By the way, you can simulate what I’m hearing by overdriving your stereo speakers. One way to do that is turn the volume all the way up. Same with ear buds. That’s the kind of distortion I’m hearing. It’s not feedback. It’s clipping.
Answer: Dear Tim. Congratulations on your Baha 4 Sound Processor – as a musician you should definitely notice and appreciate the additional fidelity.
You are absolutely correct, that extra effort needs to be taken when fitting any hearing device for people with specific enjoyment of music. When we design a hearing device, we focus on speech understanding. Speech is very different to music with a dynamic range of only 30dB and a loudest sound (e.g. /a/) of around 80dBSPL. Music on the other hand, will often have more low frequency emphasis (middle C is 256Hz whereas speech carries most information around 1500Hz), a much larger dynamic range approaching 100dB and input levels often peaking above 110-115dBSPL.
This calls for three potential solutions when listening to music:
1. Dedicated Music program. Your hearing care professional can create a dedicated music program. We offer one in the Baha 4 Sound Processor. This has been tailored to music by having a flatter frequency response, linear amplification (as compression can play havoc with music) and we have turned off various speech enhancement features such as noise reduction, directional microphones and tempered the feedback cancelling algorithm so it does not become confused by musical tones. This will provide an improved listening exprience.
2. Use a connection. When listening to music use a direct audio connection or listen via the wireless accessories (e.g. Mini Mic), here you can adjust the level so that the peaks of music do not overdrive the microphones.
3. Turn your hearing device off.
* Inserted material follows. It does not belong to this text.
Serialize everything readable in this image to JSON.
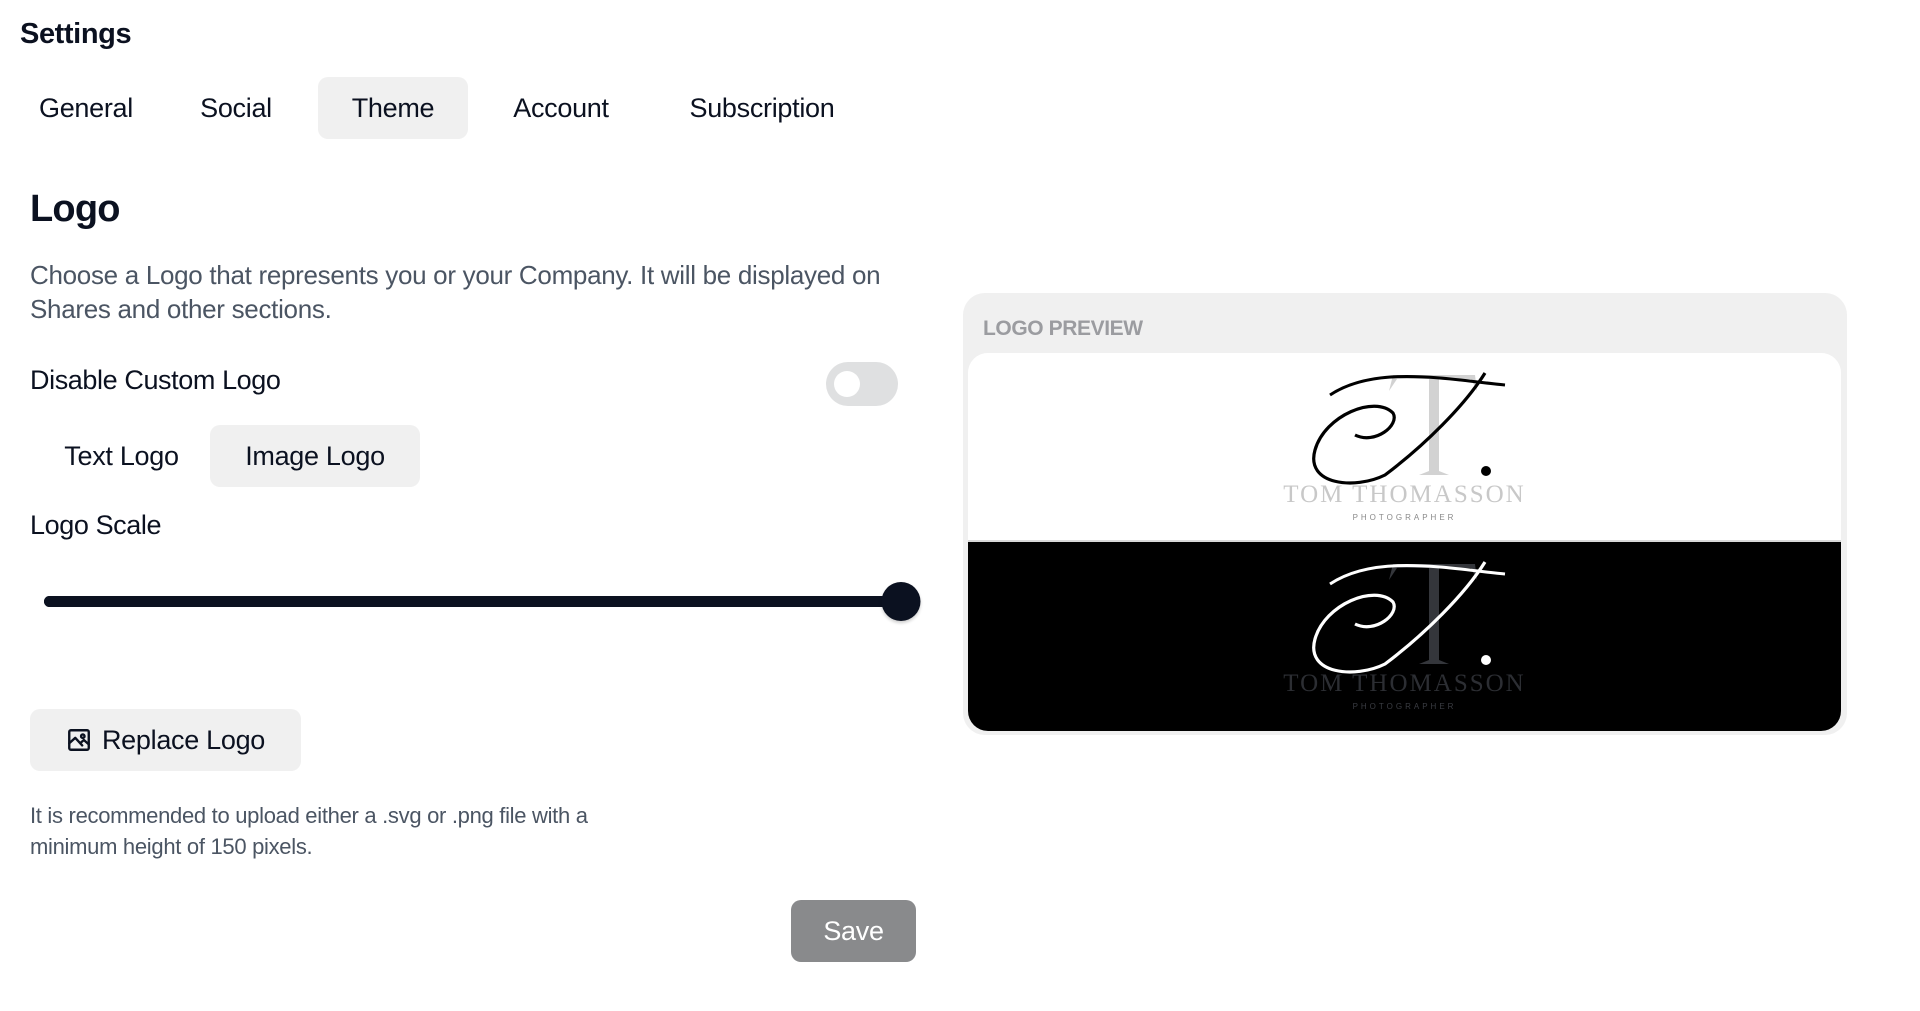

Depending on your hearing loss, many people will remove their hearing device when listening to music. Due to the loud peaks and low frequency emphasis music is often audible whereas speech might not be. This will also avoid overdriving the analogue/digital converter of the hearing aid “front end” which may clip sounds above around 95dBSPL. This is an unfortunate limitation in most hearing instruments.
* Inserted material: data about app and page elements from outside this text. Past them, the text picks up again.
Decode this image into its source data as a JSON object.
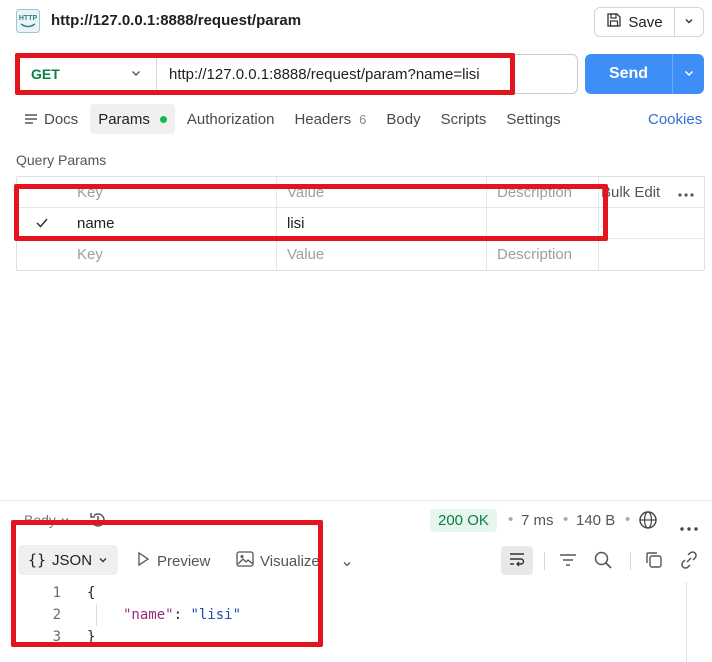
{
  "header": {
    "title": "http://127.0.0.1:8888/request/param",
    "save_label": "Save"
  },
  "request": {
    "method": "GET",
    "url": "http://127.0.0.1:8888/request/param?name=lisi",
    "send_label": "Send"
  },
  "tabs": {
    "docs": "Docs",
    "params": "Params",
    "authorization": "Authorization",
    "headers": "Headers",
    "headers_count": "6",
    "body": "Body",
    "scripts": "Scripts",
    "settings": "Settings",
    "cookies": "Cookies"
  },
  "query_params": {
    "label": "Query Params",
    "columns": {
      "key": "Key",
      "value": "Value",
      "description": "Description",
      "bulk_edit": "Bulk Edit"
    },
    "rows": [
      {
        "key": "name",
        "value": "lisi",
        "description": "",
        "checked": true
      }
    ],
    "placeholder": {
      "key": "Key",
      "value": "Value",
      "description": "Description"
    }
  },
  "response": {
    "body_label": "Body",
    "status": "200 OK",
    "time": "7 ms",
    "size": "140 B",
    "format": "JSON",
    "preview_label": "Preview",
    "visualize_label": "Visualize",
    "lines": [
      {
        "num": "1",
        "text": "{"
      },
      {
        "num": "2",
        "key": "\"name\"",
        "colon": ": ",
        "value": "\"lisi\""
      },
      {
        "num": "3",
        "text": "}"
      }
    ]
  },
  "colors": {
    "accent": "#3d8ef7",
    "method_get": "#0b7d45",
    "status_ok_bg": "#e6f6ec",
    "highlight": "#e3141e"
  }
}
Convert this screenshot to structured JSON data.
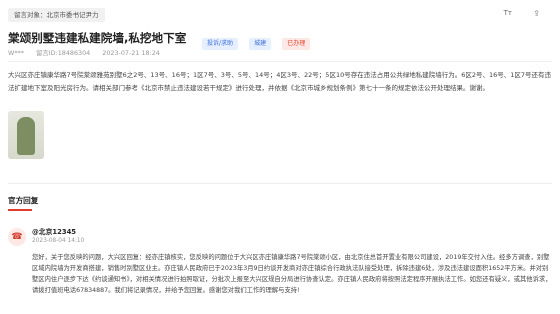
{
  "header": {
    "recipient": "留言对象：北京市委书记尹力",
    "font_toggle": "Tт",
    "share_icon": "share-icon"
  },
  "post": {
    "title": "棠颂别墅违建私建院墙,私挖地下室",
    "tags": [
      "投诉/求助",
      "城建",
      "已办理"
    ],
    "author": "W***",
    "message_id": "留言ID:18486304",
    "timestamp": "2023-07-21 18:24",
    "content": "大兴区亦庄镇康华路7号院棠颂雅苑别墅6之2号、13号、16号；1区7号、3号、5号、14号；4区3号、22号；5区10号存在违法占用公共绿地私建院墙行为。6区2号、16号、1区7号还有违法扩建地下室及阳光房行为。请相关部门参考《北京市禁止违法建设若干规定》进行处理，并依据《北京市城乡规划条例》第七十一条的规定依法公开处理结果。谢谢。"
  },
  "official": {
    "section_title": "官方回复",
    "org": "@北京12345",
    "time": "2023-08-04 14:10",
    "body": "您好，关于您反映的问题，大兴区回复：经亦庄镇核实，您反映的问题位于大兴区亦庄镇康华路7号院棠颂小区，由北京住总首开置业有限公司建设，2019年交付入住。经多方调查，别墅区域内院墙为开发商搭建，销售时别墅区业主。亦庄镇人民政府已于2023年3月9日约谈开发商对亦庄镇综合行政执法队接受处理，拆除违建6处，涉及违法建设面积1652平方米。并对别墅区内住户逐步下达《约谈通知书》，对相关情况进行拍照取证，分批次上报至大兴区规自分局进行协查认定。亦庄镇人民政府将按照法定程序开展执法工作。如您还有疑义，或其他诉求，请拨打值班电话67834887。我们将记录情况，并给予您回复。感谢您对我们工作的理解与支持!"
  },
  "colors": {
    "accent_red": "#e23b2b",
    "tag_blue_bg": "#e6efff",
    "tag_blue_text": "#3d6fd8",
    "tag_red_bg": "#fde8e6"
  }
}
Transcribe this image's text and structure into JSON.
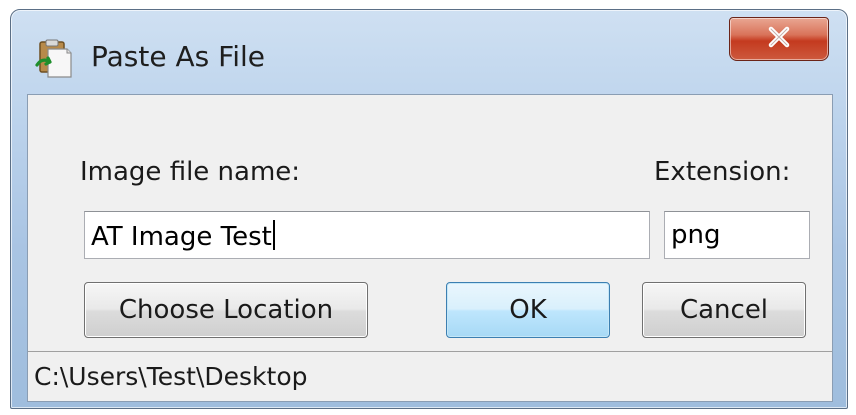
{
  "window": {
    "title": "Paste As File",
    "icon": "paste-clipboard-icon",
    "close_icon": "close-x-icon"
  },
  "form": {
    "filename_label": "Image file name:",
    "filename_value": "AT Image Test",
    "extension_label": "Extension:",
    "extension_value": "png"
  },
  "buttons": {
    "choose_location": "Choose Location",
    "ok": "OK",
    "cancel": "Cancel"
  },
  "status": {
    "path": "C:\\Users\\Test\\Desktop"
  },
  "colors": {
    "close_button": "#c43a1f",
    "default_button": "#bee6fd",
    "window_frame": "#a9c4e3"
  }
}
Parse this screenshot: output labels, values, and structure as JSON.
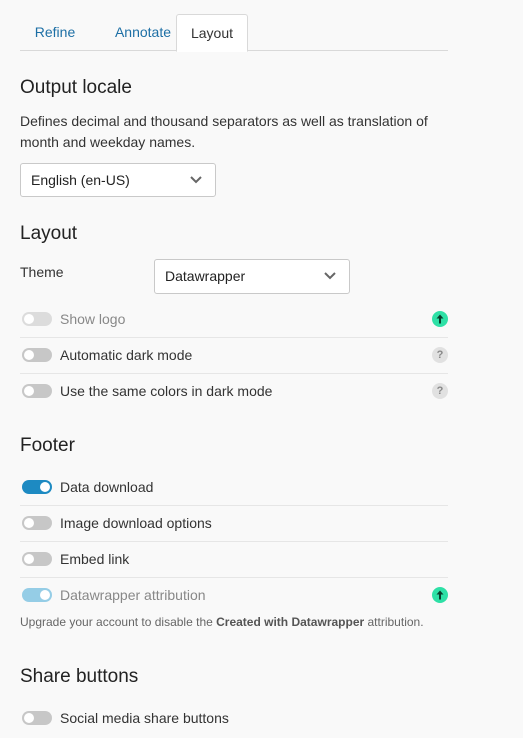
{
  "tabs": [
    {
      "label": "Refine"
    },
    {
      "label": "Annotate"
    },
    {
      "label": "Layout"
    }
  ],
  "output_locale": {
    "heading": "Output locale",
    "description": "Defines decimal and thousand separators as well as translation of month and weekday names.",
    "selected": "English (en-US)"
  },
  "layout": {
    "heading": "Layout",
    "theme_label": "Theme",
    "theme_selected": "Datawrapper",
    "options": [
      {
        "label": "Show logo",
        "state": "disabled-off",
        "badge": "upgrade"
      },
      {
        "label": "Automatic dark mode",
        "state": "off",
        "badge": "help"
      },
      {
        "label": "Use the same colors in dark mode",
        "state": "off",
        "badge": "help"
      }
    ],
    "help_glyph": "?"
  },
  "footer": {
    "heading": "Footer",
    "options": [
      {
        "label": "Data download",
        "state": "on"
      },
      {
        "label": "Image download options",
        "state": "off"
      },
      {
        "label": "Embed link",
        "state": "off"
      },
      {
        "label": "Datawrapper attribution",
        "state": "disabled-on",
        "badge": "upgrade"
      }
    ],
    "note_prefix": "Upgrade your account to disable the ",
    "note_bold": "Created with Datawrapper",
    "note_suffix": " attribution."
  },
  "share": {
    "heading": "Share buttons",
    "options": [
      {
        "label": "Social media share buttons",
        "state": "off"
      }
    ]
  },
  "colors": {
    "accent": "#1d8ac2",
    "link": "#1d6fa5",
    "upgrade": "#2ee0a6"
  }
}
Your hearing care professional should be able to guide you through these options.
~ Mark C. Flynn, PhD Audiologist, Cochlear Bone Anchored Solutions